INPUT.

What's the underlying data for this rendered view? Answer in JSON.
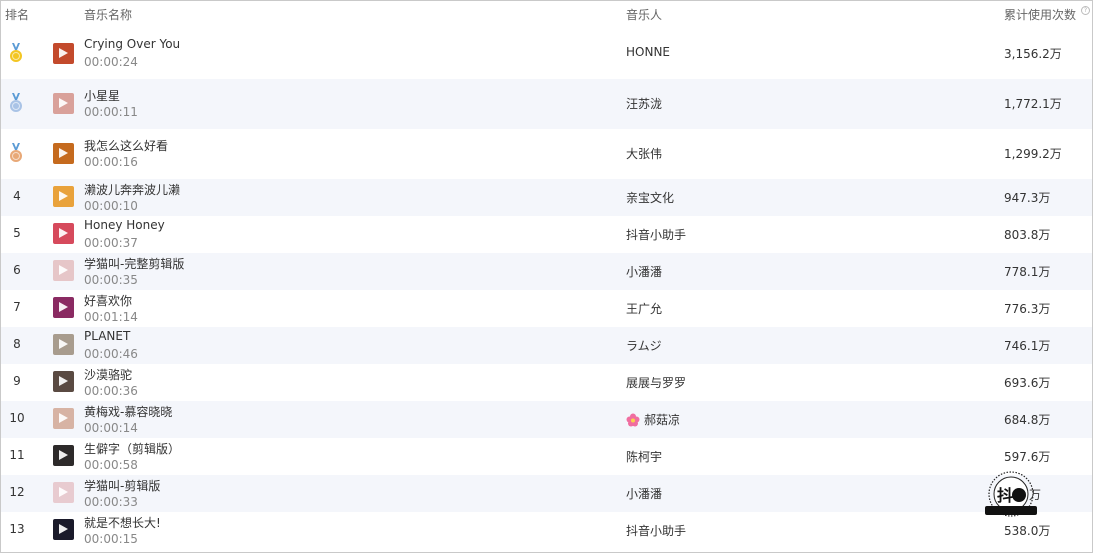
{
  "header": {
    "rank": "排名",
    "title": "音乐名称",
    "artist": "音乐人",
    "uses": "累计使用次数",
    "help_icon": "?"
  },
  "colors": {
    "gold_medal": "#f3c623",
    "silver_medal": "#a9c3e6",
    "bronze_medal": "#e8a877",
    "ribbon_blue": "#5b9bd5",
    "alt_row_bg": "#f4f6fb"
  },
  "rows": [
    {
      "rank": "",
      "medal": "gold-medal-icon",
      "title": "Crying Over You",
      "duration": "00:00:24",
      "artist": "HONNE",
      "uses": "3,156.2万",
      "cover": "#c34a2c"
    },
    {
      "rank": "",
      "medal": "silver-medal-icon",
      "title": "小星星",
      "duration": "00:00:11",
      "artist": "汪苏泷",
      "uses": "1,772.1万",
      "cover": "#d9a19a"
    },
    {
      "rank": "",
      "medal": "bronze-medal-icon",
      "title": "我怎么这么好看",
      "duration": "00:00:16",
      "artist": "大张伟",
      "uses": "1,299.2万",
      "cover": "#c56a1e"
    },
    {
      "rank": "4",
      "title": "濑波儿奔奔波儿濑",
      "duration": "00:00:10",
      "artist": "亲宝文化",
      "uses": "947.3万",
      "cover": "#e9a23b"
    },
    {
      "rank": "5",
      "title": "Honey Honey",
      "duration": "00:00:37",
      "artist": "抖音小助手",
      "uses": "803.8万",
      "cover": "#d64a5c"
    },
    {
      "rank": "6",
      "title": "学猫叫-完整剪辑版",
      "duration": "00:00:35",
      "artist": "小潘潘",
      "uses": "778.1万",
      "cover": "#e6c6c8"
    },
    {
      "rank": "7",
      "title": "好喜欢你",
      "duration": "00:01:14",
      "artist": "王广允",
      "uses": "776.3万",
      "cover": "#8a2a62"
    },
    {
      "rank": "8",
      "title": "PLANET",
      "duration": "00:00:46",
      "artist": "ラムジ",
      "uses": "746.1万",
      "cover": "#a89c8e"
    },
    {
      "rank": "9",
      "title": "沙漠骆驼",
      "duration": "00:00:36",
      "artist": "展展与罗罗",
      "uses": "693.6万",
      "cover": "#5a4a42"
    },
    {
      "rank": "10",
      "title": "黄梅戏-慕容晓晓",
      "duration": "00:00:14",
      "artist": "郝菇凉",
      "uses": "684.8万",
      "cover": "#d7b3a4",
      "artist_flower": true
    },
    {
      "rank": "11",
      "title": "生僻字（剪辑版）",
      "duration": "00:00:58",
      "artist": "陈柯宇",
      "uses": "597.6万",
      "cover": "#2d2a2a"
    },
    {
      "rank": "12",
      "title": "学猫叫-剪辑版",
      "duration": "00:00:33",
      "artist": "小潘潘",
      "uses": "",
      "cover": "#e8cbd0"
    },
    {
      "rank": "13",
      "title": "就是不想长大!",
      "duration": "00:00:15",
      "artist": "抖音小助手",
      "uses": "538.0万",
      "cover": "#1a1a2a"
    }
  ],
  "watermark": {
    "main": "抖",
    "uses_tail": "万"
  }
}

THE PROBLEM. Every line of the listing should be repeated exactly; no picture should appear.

TASK SOLUTION.
What's the underlying data for this rendered view? Answer in JSON.
{
  "header": {
    "rank": "排名",
    "title": "音乐名称",
    "artist": "音乐人",
    "uses": "累计使用次数",
    "help_icon": "?"
  },
  "colors": {
    "gold_medal": "#f3c623",
    "silver_medal": "#a9c3e6",
    "bronze_medal": "#e8a877",
    "ribbon_blue": "#5b9bd5",
    "alt_row_bg": "#f4f6fb"
  },
  "rows": [
    {
      "rank": "",
      "medal": "gold-medal-icon",
      "title": "Crying Over You",
      "duration": "00:00:24",
      "artist": "HONNE",
      "uses": "3,156.2万",
      "cover": "#c34a2c"
    },
    {
      "rank": "",
      "medal": "silver-medal-icon",
      "title": "小星星",
      "duration": "00:00:11",
      "artist": "汪苏泷",
      "uses": "1,772.1万",
      "cover": "#d9a19a"
    },
    {
      "rank": "",
      "medal": "bronze-medal-icon",
      "title": "我怎么这么好看",
      "duration": "00:00:16",
      "artist": "大张伟",
      "uses": "1,299.2万",
      "cover": "#c56a1e"
    },
    {
      "rank": "4",
      "title": "濑波儿奔奔波儿濑",
      "duration": "00:00:10",
      "artist": "亲宝文化",
      "uses": "947.3万",
      "cover": "#e9a23b"
    },
    {
      "rank": "5",
      "title": "Honey Honey",
      "duration": "00:00:37",
      "artist": "抖音小助手",
      "uses": "803.8万",
      "cover": "#d64a5c"
    },
    {
      "rank": "6",
      "title": "学猫叫-完整剪辑版",
      "duration": "00:00:35",
      "artist": "小潘潘",
      "uses": "778.1万",
      "cover": "#e6c6c8"
    },
    {
      "rank": "7",
      "title": "好喜欢你",
      "duration": "00:01:14",
      "artist": "王广允",
      "uses": "776.3万",
      "cover": "#8a2a62"
    },
    {
      "rank": "8",
      "title": "PLANET",
      "duration": "00:00:46",
      "artist": "ラムジ",
      "uses": "746.1万",
      "cover": "#a89c8e"
    },
    {
      "rank": "9",
      "title": "沙漠骆驼",
      "duration": "00:00:36",
      "artist": "展展与罗罗",
      "uses": "693.6万",
      "cover": "#5a4a42"
    },
    {
      "rank": "10",
      "title": "黄梅戏-慕容晓晓",
      "duration": "00:00:14",
      "artist": "郝菇凉",
      "uses": "684.8万",
      "cover": "#d7b3a4",
      "artist_flower": true
    },
    {
      "rank": "11",
      "title": "生僻字（剪辑版）",
      "duration": "00:00:58",
      "artist": "陈柯宇",
      "uses": "597.6万",
      "cover": "#2d2a2a"
    },
    {
      "rank": "12",
      "title": "学猫叫-剪辑版",
      "duration": "00:00:33",
      "artist": "小潘潘",
      "uses": "",
      "cover": "#e8cbd0"
    },
    {
      "rank": "13",
      "title": "就是不想长大!",
      "duration": "00:00:15",
      "artist": "抖音小助手",
      "uses": "538.0万",
      "cover": "#1a1a2a"
    }
  ],
  "watermark": {
    "main": "抖",
    "uses_tail": "万"
  }
}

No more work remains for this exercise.